If you ignore the summons or don’t show up in court, this may result in a default judgment against you.

Verify your debt.

Is the amount correct? Is the debt valid? If there’s any discrepancy between what your records show and what the credit agency is alleging, you need to document that.

One way to do that is to send your lender or debt collector a debt verification letter. This is a formal way to ask them to verify the amount, that you are the owner of the debt, and that it’s valid. If they don’t respond to the letter within 30 to 60 days, they must cease attempting to collect the debt.

Know your rights.

Unlike federal student loans, private loans are bound to a statute of limitations. Once that statute of limitations has run out, the lender can no longer take legal action. But that doesn’t mean they’ll stop trying to collect on that debt. And that’s where you should be careful. If you pay even $1 toward an old debt after the statute of limitations is up, it automatically restarts the clock, and the lender can once again take legal action. Find out what the statute of limitations is in your state.

You have a legal right to tell debt collectors to stop contacting you entirely.

If all else fails, hire an attorney.

Hopefully you won’t need one, but every situation is different. If you don’t have the money to pay your student loans, chances are you don’t have the money to pay a lawyer.

But if you find yourself in a situation where you really need someone to simplify the complexity of your case and speak to a creditor on your behalf, you may consider consulting a student loan attorney. Private loans are subject to state law, and a licensed attorney may be the best person to help you navigate those waters. The CFPB has a tool that can help you find an affordable lawyer in your state.

Advertiser Disclosure: The card offers that appear on this site are from companies from which MagnifyMoney receives compensation.
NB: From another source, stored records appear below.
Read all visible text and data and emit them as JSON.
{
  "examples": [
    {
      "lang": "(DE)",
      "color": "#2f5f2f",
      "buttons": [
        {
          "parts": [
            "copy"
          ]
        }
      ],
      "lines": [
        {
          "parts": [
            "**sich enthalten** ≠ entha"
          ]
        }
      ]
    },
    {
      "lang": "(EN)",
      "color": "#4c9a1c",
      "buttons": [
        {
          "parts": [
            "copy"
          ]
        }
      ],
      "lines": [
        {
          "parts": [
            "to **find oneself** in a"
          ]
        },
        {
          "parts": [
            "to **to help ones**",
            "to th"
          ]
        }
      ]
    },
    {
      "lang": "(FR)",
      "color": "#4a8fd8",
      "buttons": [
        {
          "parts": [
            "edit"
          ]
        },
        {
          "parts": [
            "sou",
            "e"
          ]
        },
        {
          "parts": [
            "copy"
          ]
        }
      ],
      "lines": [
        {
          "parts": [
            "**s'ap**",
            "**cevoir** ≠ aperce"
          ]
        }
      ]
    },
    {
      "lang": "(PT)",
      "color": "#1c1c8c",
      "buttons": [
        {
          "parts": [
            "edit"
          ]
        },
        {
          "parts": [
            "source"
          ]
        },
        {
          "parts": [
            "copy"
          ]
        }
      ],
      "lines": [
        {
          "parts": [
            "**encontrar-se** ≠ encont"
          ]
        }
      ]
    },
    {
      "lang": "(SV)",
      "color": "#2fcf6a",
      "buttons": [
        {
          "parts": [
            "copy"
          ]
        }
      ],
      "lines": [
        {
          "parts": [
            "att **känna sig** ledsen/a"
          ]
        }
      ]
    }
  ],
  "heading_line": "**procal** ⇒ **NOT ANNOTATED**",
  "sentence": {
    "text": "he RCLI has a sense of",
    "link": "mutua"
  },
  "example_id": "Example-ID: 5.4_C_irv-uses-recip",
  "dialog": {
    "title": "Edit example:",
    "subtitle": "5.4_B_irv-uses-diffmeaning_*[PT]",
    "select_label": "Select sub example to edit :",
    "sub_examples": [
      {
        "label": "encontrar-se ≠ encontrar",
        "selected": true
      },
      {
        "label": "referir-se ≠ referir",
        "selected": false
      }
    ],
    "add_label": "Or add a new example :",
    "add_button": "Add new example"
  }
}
This compensation may impact how and where products appear on this site (including, for example, the order in which they appear). MagnifyMoney does not include all card companies or all card offers available in the marketplace.

KaToya Fleming
KaToya Fleming |

KaToya Fleming is a writer at MagnifyMoney. You can email KaToya here

TAGS: ,